### Problem to solve
Look at each line below and tally those holding "Create"; answer with that figure and nothing else.

### Dataset content
• • • • •
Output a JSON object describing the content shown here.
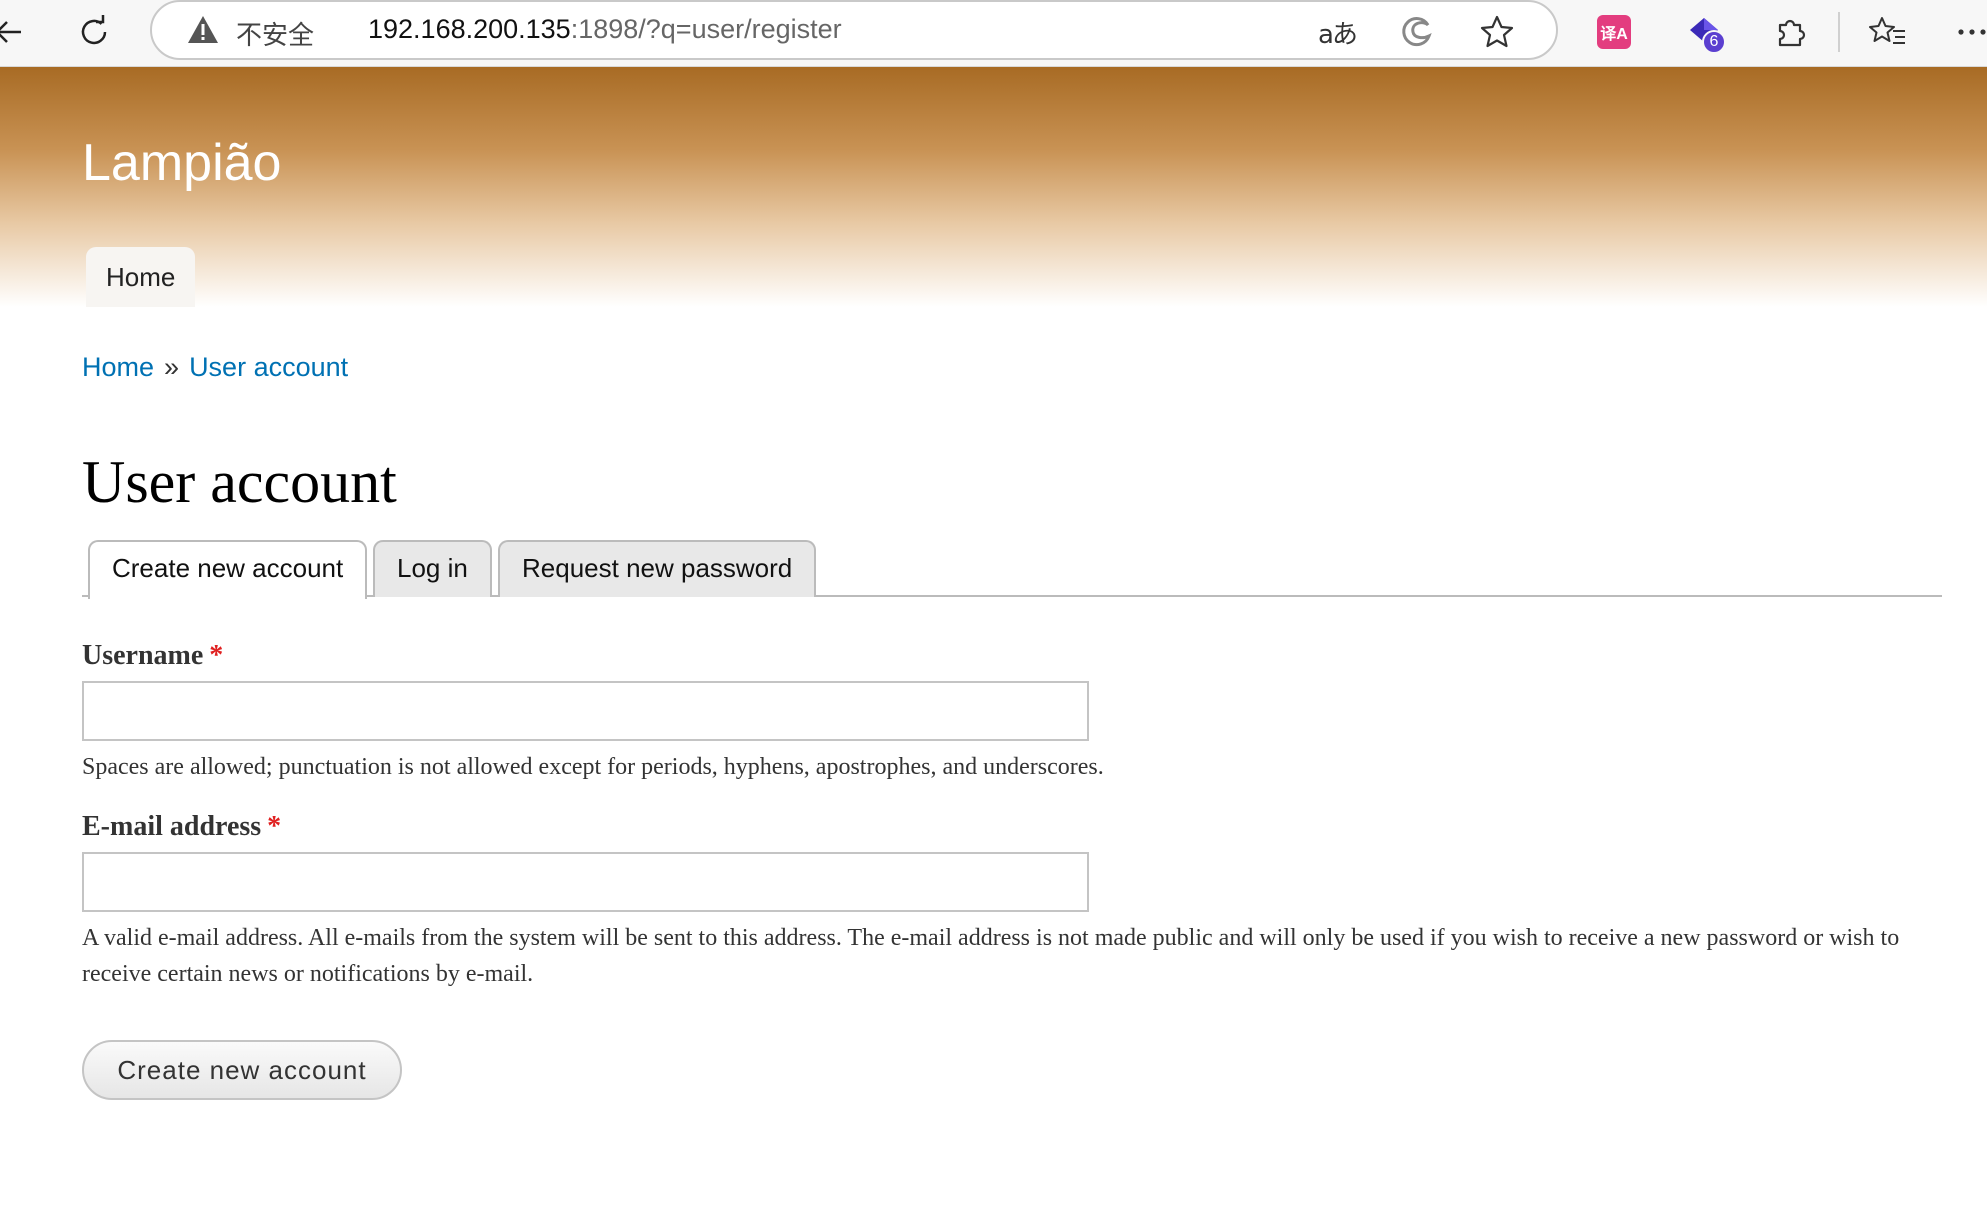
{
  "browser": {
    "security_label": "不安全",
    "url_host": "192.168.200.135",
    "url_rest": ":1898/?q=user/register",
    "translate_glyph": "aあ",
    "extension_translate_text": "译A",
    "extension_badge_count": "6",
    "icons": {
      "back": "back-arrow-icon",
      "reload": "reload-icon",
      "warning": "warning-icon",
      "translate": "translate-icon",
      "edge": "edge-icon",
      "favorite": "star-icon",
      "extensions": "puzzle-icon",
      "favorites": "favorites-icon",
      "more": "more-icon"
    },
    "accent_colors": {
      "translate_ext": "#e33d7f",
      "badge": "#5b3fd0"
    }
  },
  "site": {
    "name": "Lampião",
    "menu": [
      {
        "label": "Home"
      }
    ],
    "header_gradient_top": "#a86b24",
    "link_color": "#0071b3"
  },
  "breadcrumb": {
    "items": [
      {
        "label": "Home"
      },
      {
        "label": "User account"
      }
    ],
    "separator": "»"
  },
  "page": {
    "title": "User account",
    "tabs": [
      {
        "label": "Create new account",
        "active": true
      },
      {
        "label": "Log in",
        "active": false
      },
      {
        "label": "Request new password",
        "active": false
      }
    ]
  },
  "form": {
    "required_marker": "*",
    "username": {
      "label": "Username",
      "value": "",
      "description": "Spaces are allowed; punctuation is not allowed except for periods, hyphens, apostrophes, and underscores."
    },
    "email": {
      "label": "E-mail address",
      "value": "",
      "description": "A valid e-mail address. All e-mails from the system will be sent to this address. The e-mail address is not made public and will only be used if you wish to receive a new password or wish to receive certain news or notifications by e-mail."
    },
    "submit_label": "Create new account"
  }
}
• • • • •
### Result for this task
2